Plantains can be baked, boiled, fried, pounded or dried and milled into flour. Probably the most common preparation in Ghana is the seemingly ubiquitous fufu, a starch made from pounding plantain together with cassava or yam (not to be confused with sweet potato, which isn’t a true yam) that is served as an accompaniment to stews, soups and sauces.

Since pounding fufu is quite labor intensive, let’s learn to make kelewele, a delectable spiced fried plantain dish that is a popular snack in Ghana. Think sweet and hearty Ghanaian comfort food…with a kick!

This recipe comes from a cooking lesson that participants on the 2014 Study in Ghana Winter Session took with Dagbe Cultural Institute chef/teacher extraordinaire Gloria. Special thanks to Professor Toby King from UNC Asheville and Amherst College Assistant Dean/Director of Education Abroad Janna Behrens of ThisWorldMusic’s Academic Advisory Board who were on hand to transcribe.


  • 10 peppers (dried cayenne pepper)
  • 2-3 inches fresh ginger
  • 1 tablespoon peppercorns
  • 4 pods acho (Senegalese pepper pods / Selim kili pepper)
  • 3-4 plantains
  • 3 cups cooking oil, or enough to cover the cooking plantains
  • salt

Kelewele ingredients


1. Heat the oil over high heat.

Heating oil

2. Grind together the dried red peppers, ginger, acho pods and peppercorns, adding enough water to form a paste.

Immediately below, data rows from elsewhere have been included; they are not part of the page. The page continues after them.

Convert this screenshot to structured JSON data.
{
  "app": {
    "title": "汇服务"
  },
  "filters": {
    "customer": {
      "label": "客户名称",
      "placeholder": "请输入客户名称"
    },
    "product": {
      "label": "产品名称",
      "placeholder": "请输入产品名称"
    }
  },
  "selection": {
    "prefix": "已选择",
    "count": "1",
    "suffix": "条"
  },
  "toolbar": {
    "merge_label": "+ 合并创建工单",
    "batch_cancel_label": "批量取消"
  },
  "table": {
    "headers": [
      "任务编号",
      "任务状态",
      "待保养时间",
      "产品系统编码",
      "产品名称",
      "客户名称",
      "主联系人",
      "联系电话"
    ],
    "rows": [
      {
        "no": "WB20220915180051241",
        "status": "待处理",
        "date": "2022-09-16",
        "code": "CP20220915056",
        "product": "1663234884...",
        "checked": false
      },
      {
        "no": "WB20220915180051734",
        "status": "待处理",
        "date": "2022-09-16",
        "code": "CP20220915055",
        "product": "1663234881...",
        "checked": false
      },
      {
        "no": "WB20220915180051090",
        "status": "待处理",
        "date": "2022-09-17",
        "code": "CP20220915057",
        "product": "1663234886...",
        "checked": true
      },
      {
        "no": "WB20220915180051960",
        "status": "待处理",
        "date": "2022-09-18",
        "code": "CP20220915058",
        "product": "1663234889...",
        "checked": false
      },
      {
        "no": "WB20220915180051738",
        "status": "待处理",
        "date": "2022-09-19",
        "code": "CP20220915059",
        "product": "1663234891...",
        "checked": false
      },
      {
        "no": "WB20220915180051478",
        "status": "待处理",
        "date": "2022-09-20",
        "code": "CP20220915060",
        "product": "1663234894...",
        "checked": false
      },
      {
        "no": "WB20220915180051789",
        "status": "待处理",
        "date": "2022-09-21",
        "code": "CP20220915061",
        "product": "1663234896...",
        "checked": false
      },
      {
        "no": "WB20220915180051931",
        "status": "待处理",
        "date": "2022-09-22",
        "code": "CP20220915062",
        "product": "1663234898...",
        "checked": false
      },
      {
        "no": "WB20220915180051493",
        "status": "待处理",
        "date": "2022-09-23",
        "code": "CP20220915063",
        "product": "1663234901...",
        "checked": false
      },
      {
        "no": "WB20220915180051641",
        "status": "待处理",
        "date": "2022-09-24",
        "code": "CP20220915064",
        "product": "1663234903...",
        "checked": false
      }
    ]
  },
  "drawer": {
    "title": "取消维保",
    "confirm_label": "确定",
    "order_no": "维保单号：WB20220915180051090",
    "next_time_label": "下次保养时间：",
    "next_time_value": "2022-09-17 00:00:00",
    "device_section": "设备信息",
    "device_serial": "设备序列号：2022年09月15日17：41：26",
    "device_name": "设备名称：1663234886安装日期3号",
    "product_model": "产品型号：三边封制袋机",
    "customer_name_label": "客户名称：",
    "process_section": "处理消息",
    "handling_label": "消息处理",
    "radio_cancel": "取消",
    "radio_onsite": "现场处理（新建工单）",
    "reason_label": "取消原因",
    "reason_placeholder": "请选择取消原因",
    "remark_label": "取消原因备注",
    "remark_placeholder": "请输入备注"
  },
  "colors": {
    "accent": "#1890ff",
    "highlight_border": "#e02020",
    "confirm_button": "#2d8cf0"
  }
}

Add salt if desired.

Fried plantain paste

3. Slice plantains lengthwise into 4 pieces, then slice into 1/2” slices.

Plantain pieces

4. Stir the spice paste into the plantains to coat, adding water if necessary.


5. Add the plantains to the hot oil (it should immediately sizzle). Cook for 8-10 minutes, until brown.

Deep frying plantains

6. Remove from oil with slotted spoon, drain off excess oil using a colander (or paper towels) and serve. Then start the next batch!